◆ Work order:
Entries must be copied exactly, with nothing left out.

[Start of section]

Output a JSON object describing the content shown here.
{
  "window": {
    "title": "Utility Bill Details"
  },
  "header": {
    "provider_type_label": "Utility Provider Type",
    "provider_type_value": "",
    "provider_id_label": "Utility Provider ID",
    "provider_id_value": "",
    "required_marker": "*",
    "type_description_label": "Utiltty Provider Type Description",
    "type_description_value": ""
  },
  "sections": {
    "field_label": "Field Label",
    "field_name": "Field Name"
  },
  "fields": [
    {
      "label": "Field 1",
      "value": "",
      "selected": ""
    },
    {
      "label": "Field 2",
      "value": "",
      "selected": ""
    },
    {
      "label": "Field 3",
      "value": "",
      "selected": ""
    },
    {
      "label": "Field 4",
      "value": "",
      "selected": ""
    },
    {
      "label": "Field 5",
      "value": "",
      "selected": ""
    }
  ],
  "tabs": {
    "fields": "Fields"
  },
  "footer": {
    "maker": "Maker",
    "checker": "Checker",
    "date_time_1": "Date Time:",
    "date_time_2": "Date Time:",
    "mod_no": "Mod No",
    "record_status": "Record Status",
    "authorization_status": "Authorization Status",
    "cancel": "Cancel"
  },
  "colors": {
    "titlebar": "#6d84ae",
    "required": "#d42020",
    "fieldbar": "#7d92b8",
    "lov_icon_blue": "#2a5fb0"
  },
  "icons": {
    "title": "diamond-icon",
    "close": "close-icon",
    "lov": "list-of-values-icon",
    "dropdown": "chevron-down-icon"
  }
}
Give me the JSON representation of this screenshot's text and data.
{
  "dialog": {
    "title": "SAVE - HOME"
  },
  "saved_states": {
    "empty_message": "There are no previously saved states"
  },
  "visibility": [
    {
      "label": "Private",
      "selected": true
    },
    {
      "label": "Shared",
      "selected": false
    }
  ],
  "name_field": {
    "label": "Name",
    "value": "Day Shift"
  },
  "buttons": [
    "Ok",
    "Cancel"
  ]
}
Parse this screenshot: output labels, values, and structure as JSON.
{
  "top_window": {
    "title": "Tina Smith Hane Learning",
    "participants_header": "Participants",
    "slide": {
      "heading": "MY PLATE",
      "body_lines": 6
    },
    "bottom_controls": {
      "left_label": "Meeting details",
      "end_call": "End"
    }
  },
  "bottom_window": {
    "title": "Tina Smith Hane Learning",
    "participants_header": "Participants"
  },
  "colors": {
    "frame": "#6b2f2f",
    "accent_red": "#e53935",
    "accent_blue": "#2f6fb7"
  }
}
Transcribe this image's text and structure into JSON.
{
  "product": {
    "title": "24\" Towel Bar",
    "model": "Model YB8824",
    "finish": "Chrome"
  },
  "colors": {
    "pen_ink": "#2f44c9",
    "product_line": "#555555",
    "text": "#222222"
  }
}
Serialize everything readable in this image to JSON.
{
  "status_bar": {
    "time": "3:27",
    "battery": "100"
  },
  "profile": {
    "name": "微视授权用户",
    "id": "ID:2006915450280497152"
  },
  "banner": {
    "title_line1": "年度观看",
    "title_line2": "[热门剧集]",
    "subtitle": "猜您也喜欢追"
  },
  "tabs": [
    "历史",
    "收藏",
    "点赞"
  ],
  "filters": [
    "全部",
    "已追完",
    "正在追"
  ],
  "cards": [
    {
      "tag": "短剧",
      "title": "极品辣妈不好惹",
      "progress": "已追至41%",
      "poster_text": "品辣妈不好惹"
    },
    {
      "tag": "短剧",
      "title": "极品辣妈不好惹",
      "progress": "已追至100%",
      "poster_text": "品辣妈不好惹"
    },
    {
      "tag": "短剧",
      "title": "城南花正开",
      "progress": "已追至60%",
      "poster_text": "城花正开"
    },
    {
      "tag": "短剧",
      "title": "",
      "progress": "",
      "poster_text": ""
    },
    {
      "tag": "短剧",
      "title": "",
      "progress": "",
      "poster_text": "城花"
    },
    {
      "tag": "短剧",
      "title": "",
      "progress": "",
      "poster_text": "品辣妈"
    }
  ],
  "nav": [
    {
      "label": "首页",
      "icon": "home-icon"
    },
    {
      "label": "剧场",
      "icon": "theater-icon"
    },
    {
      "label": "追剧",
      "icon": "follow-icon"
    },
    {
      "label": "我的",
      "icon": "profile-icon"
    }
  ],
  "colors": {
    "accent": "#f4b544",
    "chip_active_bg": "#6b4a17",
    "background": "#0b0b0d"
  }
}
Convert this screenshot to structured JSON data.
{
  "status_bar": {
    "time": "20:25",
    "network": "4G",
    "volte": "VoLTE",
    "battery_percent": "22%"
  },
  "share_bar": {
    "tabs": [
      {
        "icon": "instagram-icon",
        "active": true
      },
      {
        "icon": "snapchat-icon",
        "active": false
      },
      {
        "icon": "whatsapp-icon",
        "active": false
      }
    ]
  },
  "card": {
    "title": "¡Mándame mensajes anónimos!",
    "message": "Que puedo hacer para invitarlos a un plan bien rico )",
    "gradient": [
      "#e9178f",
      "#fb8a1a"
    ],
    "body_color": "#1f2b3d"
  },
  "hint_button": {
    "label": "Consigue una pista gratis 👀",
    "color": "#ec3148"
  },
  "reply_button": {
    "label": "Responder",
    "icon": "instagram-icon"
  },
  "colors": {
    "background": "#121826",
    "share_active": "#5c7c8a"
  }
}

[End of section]

◆ Solved exercise:
Output a JSON object describing the content shown here.
{
  "window": {
    "title": "Utility Bill Details"
  },
  "header": {
    "provider_type_label": "Utility Provider Type",
    "provider_type_value": "",
    "provider_id_label": "Utility Provider ID",
    "provider_id_value": "",
    "required_marker": "*",
    "type_description_label": "Utiltty Provider Type Description",
    "type_description_value": ""
  },
  "sections": {
    "field_label": "Field Label",
    "field_name": "Field Name"
  },
  "fields": [
    {
      "label": "Field 1",
      "value": "",
      "selected": ""
    },
    {
      "label": "Field 2",
      "value": "",
      "selected": ""
    },
    {
      "label": "Field 3",
      "value": "",
      "selected": ""
    },
    {
      "label": "Field 4",
      "value": "",
      "selected": ""
    },
    {
      "label": "Field 5",
      "value": "",
      "selected": ""
    }
  ],
  "tabs": {
    "fields": "Fields"
  },
  "footer": {
    "maker": "Maker",
    "checker": "Checker",
    "date_time_1": "Date Time:",
    "date_time_2": "Date Time:",
    "mod_no": "Mod No",
    "record_status": "Record Status",
    "authorization_status": "Authorization Status",
    "cancel": "Cancel"
  },
  "colors": {
    "titlebar": "#6d84ae",
    "required": "#d42020",
    "fieldbar": "#7d92b8",
    "lov_icon_blue": "#2a5fb0"
  },
  "icons": {
    "title": "diamond-icon",
    "close": "close-icon",
    "lov": "list-of-values-icon",
    "dropdown": "chevron-down-icon"
  }
}
Give me the JSON representation of this screenshot's text and data.
{
  "dialog": {
    "title": "SAVE - HOME"
  },
  "saved_states": {
    "empty_message": "There are no previously saved states"
  },
  "visibility": [
    {
      "label": "Private",
      "selected": true
    },
    {
      "label": "Shared",
      "selected": false
    }
  ],
  "name_field": {
    "label": "Name",
    "value": "Day Shift"
  },
  "buttons": [
    "Ok",
    "Cancel"
  ]
}
Parse this screenshot: output labels, values, and structure as JSON.
{
  "top_window": {
    "title": "Tina Smith Hane Learning",
    "participants_header": "Participants",
    "slide": {
      "heading": "MY PLATE",
      "body_lines": 6
    },
    "bottom_controls": {
      "left_label": "Meeting details",
      "end_call": "End"
    }
  },
  "bottom_window": {
    "title": "Tina Smith Hane Learning",
    "participants_header": "Participants"
  },
  "colors": {
    "frame": "#6b2f2f",
    "accent_red": "#e53935",
    "accent_blue": "#2f6fb7"
  }
}
Transcribe this image's text and structure into JSON.
{
  "product": {
    "title": "24\" Towel Bar",
    "model": "Model YB8824",
    "finish": "Chrome"
  },
  "colors": {
    "pen_ink": "#2f44c9",
    "product_line": "#555555",
    "text": "#222222"
  }
}
Serialize everything readable in this image to JSON.
{
  "status_bar": {
    "time": "3:27",
    "battery": "100"
  },
  "profile": {
    "name": "微视授权用户",
    "id": "ID:2006915450280497152"
  },
  "banner": {
    "title_line1": "年度观看",
    "title_line2": "[热门剧集]",
    "subtitle": "猜您也喜欢追"
  },
  "tabs": [
    "历史",
    "收藏",
    "点赞"
  ],
  "filters": [
    "全部",
    "已追完",
    "正在追"
  ],
  "cards": [
    {
      "tag": "短剧",
      "title": "极品辣妈不好惹",
      "progress": "已追至41%",
      "poster_text": "品辣妈不好惹"
    },
    {
      "tag": "短剧",
      "title": "极品辣妈不好惹",
      "progress": "已追至100%",
      "poster_text": "品辣妈不好惹"
    },
    {
      "tag": "短剧",
      "title": "城南花正开",
      "progress": "已追至60%",
      "poster_text": "城花正开"
    },
    {
      "tag": "短剧",
      "title": "",
      "progress": "",
      "poster_text": ""
    },
    {
      "tag": "短剧",
      "title": "",
      "progress": "",
      "poster_text": "城花"
    },
    {
      "tag": "短剧",
      "title": "",
      "progress": "",
      "poster_text": "品辣妈"
    }
  ],
  "nav": [
    {
      "label": "首页",
      "icon": "home-icon"
    },
    {
      "label": "剧场",
      "icon": "theater-icon"
    },
    {
      "label": "追剧",
      "icon": "follow-icon"
    },
    {
      "label": "我的",
      "icon": "profile-icon"
    }
  ],
  "colors": {
    "accent": "#f4b544",
    "chip_active_bg": "#6b4a17",
    "background": "#0b0b0d"
  }
}
Convert this screenshot to structured JSON data.
{
  "status_bar": {
    "time": "20:25",
    "network": "4G",
    "volte": "VoLTE",
    "battery_percent": "22%"
  },
  "share_bar": {
    "tabs": [
      {
        "icon": "instagram-icon",
        "active": true
      },
      {
        "icon": "snapchat-icon",
        "active": false
      },
      {
        "icon": "whatsapp-icon",
        "active": false
      }
    ]
  },
  "card": {
    "title": "¡Mándame mensajes anónimos!",
    "message": "Que puedo hacer para invitarlos a un plan bien rico )",
    "gradient": [
      "#e9178f",
      "#fb8a1a"
    ],
    "body_color": "#1f2b3d"
  },
  "hint_button": {
    "label": "Consigue una pista gratis 👀",
    "color": "#ec3148"
  },
  "reply_button": {
    "label": "Responder",
    "icon": "instagram-icon"
  },
  "colors": {
    "background": "#121826",
    "share_active": "#5c7c8a"
  }
}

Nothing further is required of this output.